PRONOUNS – PART 1
A pronoun is a word that can be used in place of a noun or another pronoun.
There are four types of pronouns: personal, interrogative, demonstrative and indefinite.
Pronouns that stand for persons are called personal pronouns.
“I”, “me” and “they” are personal pronouns.
“I love my wife profoundly.”
Pronouns that are use to ask questions are called interrogative pronouns.
“Who”, “which” and “what” are interrogative pronouns.
“Who, among you, could dispute that remark?”
Pronouns that point out a particular person or thing are called demonstrative pronouns.
“This” “that” and “these” are demonstrative pronouns.
“This day is the most important day of my life.”

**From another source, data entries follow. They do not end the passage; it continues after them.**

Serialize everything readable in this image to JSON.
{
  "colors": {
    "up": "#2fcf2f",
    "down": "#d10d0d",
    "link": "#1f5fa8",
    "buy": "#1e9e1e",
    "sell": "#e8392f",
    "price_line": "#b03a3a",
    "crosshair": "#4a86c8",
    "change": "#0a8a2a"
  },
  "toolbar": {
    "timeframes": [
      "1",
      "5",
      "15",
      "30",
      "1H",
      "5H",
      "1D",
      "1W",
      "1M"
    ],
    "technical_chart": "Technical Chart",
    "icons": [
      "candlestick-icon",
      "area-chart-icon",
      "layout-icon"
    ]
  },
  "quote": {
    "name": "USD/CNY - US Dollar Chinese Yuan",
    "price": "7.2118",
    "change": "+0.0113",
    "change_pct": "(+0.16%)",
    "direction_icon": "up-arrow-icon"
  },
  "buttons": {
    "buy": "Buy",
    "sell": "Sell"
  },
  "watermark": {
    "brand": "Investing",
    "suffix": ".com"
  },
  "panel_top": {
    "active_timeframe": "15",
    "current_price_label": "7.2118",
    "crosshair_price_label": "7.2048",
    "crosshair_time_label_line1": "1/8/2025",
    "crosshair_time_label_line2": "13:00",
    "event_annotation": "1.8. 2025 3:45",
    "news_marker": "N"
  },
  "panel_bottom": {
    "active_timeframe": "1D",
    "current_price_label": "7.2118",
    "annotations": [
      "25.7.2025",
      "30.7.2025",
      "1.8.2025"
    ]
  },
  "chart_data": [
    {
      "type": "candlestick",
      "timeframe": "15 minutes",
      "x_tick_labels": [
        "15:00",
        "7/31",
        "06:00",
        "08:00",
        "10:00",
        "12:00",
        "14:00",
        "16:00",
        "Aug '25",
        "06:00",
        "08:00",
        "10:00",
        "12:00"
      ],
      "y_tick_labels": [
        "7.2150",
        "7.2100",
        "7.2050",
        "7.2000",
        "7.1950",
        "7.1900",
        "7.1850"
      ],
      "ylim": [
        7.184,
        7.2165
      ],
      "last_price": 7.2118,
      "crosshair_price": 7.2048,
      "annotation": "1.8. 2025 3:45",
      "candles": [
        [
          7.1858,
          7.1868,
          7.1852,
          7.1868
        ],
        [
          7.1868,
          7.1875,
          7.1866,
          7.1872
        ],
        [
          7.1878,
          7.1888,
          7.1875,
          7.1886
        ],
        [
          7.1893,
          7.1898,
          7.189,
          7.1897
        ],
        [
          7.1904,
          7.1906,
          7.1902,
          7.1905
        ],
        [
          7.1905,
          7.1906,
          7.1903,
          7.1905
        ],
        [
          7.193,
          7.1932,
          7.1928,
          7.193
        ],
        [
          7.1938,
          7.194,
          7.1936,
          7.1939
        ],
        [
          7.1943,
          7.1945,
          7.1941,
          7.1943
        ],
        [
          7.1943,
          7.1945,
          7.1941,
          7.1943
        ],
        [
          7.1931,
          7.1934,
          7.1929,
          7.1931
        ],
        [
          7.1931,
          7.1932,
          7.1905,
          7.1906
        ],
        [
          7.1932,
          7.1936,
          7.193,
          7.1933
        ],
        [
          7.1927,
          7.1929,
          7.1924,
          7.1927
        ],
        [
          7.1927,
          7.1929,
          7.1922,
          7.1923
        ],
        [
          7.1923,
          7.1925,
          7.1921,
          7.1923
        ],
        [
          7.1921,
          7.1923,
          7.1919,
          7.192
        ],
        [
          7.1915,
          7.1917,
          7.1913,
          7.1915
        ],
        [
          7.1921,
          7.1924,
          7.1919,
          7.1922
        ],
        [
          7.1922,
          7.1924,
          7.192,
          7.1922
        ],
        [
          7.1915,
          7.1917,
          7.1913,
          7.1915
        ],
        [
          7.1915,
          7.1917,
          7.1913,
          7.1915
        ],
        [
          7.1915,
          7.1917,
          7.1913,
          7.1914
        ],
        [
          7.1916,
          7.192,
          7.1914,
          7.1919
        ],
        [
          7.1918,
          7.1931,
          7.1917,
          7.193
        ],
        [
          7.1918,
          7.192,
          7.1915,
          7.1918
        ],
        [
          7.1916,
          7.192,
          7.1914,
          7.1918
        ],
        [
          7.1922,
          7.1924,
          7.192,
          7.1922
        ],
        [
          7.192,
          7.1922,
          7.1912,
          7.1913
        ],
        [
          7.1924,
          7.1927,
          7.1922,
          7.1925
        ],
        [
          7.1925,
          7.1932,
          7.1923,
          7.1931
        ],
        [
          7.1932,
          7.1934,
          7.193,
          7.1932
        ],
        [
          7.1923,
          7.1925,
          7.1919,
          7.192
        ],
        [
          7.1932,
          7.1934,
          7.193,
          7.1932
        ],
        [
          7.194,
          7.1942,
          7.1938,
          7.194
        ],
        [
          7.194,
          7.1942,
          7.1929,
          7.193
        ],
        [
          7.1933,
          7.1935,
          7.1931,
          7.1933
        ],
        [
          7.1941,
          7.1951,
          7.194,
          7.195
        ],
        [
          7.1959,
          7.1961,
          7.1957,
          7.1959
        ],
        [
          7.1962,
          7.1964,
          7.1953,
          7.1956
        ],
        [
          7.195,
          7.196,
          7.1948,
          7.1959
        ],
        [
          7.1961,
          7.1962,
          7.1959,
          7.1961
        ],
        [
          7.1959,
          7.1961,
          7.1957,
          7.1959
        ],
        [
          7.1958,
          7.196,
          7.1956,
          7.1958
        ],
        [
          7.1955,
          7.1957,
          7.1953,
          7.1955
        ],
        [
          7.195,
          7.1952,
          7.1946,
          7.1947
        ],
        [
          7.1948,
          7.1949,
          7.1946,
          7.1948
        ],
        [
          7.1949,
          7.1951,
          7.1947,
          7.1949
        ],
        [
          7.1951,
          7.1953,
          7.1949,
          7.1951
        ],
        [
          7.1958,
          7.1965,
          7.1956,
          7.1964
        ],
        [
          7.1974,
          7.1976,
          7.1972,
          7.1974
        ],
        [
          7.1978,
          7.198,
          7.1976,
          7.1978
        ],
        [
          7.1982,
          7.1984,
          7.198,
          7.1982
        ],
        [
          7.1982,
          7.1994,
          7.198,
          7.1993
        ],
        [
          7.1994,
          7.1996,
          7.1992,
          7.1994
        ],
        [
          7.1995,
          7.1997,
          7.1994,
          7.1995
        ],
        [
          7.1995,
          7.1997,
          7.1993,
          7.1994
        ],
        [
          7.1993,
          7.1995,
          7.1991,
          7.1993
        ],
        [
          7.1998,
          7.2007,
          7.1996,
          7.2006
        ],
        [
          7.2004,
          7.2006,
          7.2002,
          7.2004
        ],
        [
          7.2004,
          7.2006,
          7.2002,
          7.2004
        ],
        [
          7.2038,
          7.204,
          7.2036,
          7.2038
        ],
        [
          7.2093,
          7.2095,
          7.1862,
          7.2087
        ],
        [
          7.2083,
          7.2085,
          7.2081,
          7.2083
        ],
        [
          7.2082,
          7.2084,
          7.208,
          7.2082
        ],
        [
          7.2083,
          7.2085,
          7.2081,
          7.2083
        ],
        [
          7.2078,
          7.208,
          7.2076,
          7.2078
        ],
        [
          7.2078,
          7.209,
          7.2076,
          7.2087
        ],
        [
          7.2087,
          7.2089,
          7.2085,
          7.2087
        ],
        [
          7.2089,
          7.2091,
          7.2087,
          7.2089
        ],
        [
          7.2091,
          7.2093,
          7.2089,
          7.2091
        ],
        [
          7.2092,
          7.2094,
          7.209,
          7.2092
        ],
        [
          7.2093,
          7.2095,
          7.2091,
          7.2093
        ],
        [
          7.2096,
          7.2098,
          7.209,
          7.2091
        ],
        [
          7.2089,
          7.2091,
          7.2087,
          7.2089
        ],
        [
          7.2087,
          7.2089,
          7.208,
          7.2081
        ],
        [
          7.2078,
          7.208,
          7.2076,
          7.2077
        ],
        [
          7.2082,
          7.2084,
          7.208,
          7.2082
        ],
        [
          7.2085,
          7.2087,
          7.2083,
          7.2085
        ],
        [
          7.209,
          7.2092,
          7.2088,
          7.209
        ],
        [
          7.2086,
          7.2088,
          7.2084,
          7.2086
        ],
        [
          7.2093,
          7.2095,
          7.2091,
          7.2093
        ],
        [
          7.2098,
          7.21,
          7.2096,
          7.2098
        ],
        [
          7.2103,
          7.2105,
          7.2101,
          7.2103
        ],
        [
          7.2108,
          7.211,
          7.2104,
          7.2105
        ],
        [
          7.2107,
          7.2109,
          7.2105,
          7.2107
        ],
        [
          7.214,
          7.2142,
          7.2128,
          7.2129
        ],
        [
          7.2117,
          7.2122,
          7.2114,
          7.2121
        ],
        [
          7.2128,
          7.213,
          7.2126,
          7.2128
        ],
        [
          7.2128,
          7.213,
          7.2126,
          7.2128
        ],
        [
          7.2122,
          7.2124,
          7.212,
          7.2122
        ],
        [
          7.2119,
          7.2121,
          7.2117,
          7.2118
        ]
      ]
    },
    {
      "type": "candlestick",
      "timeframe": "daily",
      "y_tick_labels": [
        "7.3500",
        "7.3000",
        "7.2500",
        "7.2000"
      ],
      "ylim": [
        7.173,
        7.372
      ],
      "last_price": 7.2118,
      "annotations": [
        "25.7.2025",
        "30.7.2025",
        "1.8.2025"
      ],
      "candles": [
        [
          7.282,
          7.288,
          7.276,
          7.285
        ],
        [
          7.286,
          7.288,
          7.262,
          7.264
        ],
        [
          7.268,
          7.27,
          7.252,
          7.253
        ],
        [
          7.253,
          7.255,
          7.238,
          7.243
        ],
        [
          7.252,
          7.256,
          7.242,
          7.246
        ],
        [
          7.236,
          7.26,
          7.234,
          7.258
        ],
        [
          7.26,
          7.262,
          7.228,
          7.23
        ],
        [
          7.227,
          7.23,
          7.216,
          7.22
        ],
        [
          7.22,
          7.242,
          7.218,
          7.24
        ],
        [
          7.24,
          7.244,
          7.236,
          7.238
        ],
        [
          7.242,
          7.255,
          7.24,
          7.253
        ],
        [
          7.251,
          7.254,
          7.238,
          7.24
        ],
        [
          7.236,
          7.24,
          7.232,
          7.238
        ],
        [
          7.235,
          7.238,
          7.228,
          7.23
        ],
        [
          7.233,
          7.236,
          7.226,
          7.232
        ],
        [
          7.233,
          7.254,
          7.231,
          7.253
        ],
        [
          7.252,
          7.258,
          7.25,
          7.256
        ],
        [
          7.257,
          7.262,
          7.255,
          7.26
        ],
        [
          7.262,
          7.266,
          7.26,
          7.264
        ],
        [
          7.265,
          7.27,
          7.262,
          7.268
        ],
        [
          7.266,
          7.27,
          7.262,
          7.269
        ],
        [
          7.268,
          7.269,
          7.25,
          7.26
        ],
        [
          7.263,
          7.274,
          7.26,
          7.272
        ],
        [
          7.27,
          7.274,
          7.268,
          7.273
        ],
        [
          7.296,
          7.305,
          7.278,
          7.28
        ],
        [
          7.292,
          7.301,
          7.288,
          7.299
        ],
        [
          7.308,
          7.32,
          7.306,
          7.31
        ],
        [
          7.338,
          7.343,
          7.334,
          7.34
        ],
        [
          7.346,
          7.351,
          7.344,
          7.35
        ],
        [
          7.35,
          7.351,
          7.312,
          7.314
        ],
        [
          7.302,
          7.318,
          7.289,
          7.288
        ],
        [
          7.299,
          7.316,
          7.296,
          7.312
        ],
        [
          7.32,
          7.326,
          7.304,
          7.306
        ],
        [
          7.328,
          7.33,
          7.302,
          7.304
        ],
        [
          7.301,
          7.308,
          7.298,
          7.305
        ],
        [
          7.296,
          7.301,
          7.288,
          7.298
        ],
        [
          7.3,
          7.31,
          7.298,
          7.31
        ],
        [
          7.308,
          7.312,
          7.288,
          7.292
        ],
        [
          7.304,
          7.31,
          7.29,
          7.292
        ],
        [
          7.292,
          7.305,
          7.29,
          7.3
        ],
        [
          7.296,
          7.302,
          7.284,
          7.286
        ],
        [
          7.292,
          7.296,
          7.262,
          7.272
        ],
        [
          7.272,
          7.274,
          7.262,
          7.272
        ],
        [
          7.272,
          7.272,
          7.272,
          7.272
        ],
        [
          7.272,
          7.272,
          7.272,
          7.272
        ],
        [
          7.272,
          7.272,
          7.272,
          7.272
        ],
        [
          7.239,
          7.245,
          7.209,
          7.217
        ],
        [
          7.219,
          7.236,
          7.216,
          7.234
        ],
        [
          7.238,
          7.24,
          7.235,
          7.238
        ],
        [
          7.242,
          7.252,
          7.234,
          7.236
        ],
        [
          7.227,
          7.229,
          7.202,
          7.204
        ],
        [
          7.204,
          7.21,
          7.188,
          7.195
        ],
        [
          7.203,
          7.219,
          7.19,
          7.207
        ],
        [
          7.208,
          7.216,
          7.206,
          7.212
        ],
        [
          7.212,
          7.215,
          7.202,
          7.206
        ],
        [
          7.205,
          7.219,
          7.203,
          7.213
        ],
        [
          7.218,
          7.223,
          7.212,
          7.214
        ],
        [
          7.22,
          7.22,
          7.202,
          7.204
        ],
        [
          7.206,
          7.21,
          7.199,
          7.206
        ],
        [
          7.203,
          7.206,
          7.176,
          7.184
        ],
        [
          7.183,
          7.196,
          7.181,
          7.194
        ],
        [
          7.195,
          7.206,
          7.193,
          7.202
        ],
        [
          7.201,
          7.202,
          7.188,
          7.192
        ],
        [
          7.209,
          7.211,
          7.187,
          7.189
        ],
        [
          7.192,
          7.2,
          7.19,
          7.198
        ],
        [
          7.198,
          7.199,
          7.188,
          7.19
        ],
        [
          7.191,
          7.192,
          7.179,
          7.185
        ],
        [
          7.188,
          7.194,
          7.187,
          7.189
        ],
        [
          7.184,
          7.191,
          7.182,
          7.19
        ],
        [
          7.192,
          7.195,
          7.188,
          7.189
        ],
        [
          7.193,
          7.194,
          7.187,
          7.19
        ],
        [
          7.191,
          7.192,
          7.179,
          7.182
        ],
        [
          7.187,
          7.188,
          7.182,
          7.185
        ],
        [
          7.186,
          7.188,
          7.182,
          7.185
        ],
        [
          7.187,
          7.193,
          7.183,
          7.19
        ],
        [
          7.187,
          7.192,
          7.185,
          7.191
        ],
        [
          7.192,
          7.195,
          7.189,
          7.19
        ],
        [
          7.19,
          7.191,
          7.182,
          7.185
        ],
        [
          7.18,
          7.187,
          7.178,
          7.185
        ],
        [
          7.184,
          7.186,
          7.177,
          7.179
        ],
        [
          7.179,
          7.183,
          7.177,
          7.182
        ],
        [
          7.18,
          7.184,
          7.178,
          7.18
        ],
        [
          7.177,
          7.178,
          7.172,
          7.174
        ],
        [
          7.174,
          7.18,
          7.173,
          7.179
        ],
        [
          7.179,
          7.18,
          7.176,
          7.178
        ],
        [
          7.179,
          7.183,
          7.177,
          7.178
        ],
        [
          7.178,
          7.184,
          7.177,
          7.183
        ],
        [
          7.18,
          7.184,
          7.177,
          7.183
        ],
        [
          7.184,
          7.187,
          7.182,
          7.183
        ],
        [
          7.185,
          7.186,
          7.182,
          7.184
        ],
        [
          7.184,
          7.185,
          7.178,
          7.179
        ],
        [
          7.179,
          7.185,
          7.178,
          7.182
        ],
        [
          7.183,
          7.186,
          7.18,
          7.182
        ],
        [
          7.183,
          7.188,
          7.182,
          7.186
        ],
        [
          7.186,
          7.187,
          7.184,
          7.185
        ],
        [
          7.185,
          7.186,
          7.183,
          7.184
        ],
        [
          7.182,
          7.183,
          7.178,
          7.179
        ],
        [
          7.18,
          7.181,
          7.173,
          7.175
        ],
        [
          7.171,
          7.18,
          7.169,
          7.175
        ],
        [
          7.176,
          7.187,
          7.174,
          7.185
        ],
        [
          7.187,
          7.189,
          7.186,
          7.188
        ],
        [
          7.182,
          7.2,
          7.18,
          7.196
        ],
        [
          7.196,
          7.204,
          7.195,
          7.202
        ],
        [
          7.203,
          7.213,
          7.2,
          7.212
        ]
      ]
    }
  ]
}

Pronouns that stand for no particular thing or person are called indefinite pronouns.
“Someone”, anyone” and “everything” are indefinite pronouns.
“Someone must know something about who killed Cock Robbin.”
PRONOUNS – PART 2
Pronouns can be designated as first person, second person or third person and can be either singular or plural.
First person singular – “I”
“I love a good apple.”
Second person singular – “you”
“You are the apple of my eye.”
Third person singular – “he” “she” or “it”
“She is a peach of a girl.”
First person plural – “we”
“We often enjoy a movie together.”
Second person plural “you”
“You are the boys chosen for the team,”
Third person plural – “we”
“We agree with you wholeheartedly.”
PRONOUNS – PART 3
Case refers to the way a pronoun can be used in a sentence as subject, object or to show possession.
Nominative case means that the pronoun can be used as the subject of a sentence.
“I” and “we” are first person, nominative case.
“You” is second person, singular and plural, nominative case. “YOUS” IS NOT A WORD.
“He”, she, “it”, “we”, “you” and “they” are third person, nominative case.
Objective case means that the pronoun can be used as an object in a sentence.
“Me” and “them” are first person, objective case.
“You” is second person, objective case. “YOUS” IS NOT A WORD.
“Him”, “her” and “it” are third person, objective case.
Possessive case means that the pronoun can be used to show ownership or possession.
“My” and “our” are first person, possessive case and are always used with nouns.
“Mine” and “ours” are first person, possessive case and are used without a noun.
“Your” is second person, possessive case and is always used with nouns.
“Yours” is second person, possessive case and is used with a noun.
“His”, “her”, “hers”, “its”, “their” and “theirs”are third person, possessive case.
What are the nominative, objective and possessive forms of the pronoun “who”?
“Who” is singular and plural, nominative case.
“Whom” is singular and plural, objective case.
“Whose” is singular and plural, possessive case.
IS THIS TRUE?
“Where you find the laws most numerous, there you will find also the greatest injustice.”
Arcesilaus was a Greek philosopher who lived from about 3165 to 241 BC.
LAST WEEK’S WORDS
“Onerous” (adj.) means not easily borne, burdensome, taxing or deep.
“”I felt my job of caring for my younger siblings was onerous and very difficult.”
“Antipathetical” (adj.) means strongly opposed, averse to or loath to.
“Many old people are antipathetical to new ideas and technology because they do not like change.”
“Palpable” (adj.) means capable of being perceived by the senses, tangible or noticeable.
“The sense of dread and fear of the coming hurricane was palpable in the people of New Orleans.”
“Implication” (n.) refers to something that is inferred, induced or implied, a deduction or an intended meaning that is not exactly stated.
“The implication that they would be severely beaten was always in the minds of the small shopkeepers in the downtrodden city if they did not pay protection money to the local toughs.”